TASK DETAILS. Once you find a line containing the word "chevron" in the entries below, copy it.

START INPUT MATERIAL

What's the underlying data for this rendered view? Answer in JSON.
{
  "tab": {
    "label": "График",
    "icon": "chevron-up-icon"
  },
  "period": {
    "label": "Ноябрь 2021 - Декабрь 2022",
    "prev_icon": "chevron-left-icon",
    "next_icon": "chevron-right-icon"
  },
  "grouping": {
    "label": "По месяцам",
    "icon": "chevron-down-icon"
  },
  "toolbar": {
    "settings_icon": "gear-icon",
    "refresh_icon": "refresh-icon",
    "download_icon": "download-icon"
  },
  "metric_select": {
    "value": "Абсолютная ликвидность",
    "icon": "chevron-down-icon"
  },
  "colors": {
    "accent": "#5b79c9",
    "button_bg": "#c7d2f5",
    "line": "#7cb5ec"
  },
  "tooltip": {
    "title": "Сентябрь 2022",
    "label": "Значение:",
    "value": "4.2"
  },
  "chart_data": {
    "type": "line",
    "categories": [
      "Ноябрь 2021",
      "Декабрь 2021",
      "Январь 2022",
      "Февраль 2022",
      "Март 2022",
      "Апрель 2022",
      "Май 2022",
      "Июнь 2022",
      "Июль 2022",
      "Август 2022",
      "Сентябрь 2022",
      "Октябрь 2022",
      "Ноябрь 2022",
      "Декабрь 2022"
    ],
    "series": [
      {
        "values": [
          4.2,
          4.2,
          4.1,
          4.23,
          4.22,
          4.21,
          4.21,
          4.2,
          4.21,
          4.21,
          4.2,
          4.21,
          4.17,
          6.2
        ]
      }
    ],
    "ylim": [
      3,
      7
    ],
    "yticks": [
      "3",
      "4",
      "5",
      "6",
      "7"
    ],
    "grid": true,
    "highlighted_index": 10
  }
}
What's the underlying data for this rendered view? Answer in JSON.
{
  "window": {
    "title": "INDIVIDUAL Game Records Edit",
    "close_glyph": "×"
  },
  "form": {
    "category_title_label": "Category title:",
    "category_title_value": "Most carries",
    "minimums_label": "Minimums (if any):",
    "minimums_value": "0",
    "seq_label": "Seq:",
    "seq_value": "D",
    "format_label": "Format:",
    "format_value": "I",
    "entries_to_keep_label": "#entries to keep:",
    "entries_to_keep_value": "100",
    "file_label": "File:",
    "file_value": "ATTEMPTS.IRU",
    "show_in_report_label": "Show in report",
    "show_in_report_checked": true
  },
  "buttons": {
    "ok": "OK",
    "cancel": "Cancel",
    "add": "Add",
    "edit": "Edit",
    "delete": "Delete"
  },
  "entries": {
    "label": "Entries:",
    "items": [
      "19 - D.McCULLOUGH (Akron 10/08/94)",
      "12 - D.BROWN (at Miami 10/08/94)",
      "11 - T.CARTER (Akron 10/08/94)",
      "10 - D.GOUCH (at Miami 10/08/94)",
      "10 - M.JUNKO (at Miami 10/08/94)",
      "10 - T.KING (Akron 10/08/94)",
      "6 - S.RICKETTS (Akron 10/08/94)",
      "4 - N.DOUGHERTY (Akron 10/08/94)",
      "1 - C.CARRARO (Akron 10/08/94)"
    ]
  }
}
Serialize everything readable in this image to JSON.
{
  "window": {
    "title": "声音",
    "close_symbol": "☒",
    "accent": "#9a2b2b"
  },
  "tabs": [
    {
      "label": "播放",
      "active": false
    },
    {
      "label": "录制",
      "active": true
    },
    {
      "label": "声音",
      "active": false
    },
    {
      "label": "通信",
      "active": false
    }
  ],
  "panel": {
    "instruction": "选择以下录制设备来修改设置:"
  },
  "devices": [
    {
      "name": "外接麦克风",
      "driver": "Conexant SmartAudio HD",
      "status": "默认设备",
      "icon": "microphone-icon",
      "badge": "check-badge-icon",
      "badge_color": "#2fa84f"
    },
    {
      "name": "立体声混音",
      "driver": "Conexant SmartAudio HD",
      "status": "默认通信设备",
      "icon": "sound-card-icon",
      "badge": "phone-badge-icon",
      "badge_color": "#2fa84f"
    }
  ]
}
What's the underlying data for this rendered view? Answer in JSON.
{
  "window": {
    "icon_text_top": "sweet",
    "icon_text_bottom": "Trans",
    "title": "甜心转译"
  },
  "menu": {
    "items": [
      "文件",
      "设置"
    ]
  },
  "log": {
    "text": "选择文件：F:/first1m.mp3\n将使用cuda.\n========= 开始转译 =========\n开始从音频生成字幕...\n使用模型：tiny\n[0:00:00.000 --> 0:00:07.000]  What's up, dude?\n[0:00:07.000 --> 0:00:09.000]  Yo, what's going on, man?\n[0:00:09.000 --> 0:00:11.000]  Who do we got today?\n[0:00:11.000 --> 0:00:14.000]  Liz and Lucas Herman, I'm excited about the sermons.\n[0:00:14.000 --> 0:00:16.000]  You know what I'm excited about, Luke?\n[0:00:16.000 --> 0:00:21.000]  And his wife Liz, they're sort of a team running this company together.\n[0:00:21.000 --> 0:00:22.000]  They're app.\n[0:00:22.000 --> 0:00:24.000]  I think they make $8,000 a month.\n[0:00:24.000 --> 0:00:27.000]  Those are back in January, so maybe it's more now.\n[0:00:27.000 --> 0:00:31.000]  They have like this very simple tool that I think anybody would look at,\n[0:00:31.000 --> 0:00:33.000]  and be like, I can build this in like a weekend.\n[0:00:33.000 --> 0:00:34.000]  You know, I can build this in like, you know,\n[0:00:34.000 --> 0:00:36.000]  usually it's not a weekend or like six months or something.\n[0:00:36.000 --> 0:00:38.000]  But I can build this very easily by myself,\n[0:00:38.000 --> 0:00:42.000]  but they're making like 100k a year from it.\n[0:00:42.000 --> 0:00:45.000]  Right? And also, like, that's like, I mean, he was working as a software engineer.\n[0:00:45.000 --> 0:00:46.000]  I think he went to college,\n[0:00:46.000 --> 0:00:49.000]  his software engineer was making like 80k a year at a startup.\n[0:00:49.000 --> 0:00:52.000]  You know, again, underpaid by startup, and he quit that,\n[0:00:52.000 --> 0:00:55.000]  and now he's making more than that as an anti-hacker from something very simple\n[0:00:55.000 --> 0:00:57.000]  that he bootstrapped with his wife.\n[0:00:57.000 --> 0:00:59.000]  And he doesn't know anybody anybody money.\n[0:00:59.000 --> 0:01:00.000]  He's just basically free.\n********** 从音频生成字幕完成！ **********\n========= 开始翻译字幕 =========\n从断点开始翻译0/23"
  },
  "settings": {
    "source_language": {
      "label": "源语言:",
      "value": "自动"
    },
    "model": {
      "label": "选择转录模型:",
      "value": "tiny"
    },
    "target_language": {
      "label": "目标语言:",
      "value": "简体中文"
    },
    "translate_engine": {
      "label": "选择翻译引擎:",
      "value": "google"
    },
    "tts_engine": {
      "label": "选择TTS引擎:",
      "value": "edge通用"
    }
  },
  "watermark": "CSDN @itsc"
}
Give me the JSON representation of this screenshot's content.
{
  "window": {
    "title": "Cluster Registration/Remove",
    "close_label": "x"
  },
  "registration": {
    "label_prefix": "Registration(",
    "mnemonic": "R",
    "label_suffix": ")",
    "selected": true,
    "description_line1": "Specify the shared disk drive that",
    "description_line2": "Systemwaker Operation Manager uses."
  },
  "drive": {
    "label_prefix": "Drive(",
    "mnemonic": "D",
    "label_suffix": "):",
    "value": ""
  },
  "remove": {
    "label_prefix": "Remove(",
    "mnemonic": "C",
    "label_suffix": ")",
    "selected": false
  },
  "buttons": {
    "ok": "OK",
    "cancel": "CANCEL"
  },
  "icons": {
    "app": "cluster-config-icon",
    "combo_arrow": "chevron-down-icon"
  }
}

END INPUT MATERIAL

SOLUTION.
    "icon": "chevron-up-icon"
    "prev_icon": "chevron-left-icon",
    "next_icon": "chevron-right-icon"
    "icon": "chevron-down-icon"
    "icon": "chevron-down-icon"
    "combo_arrow": "chevron-down-icon"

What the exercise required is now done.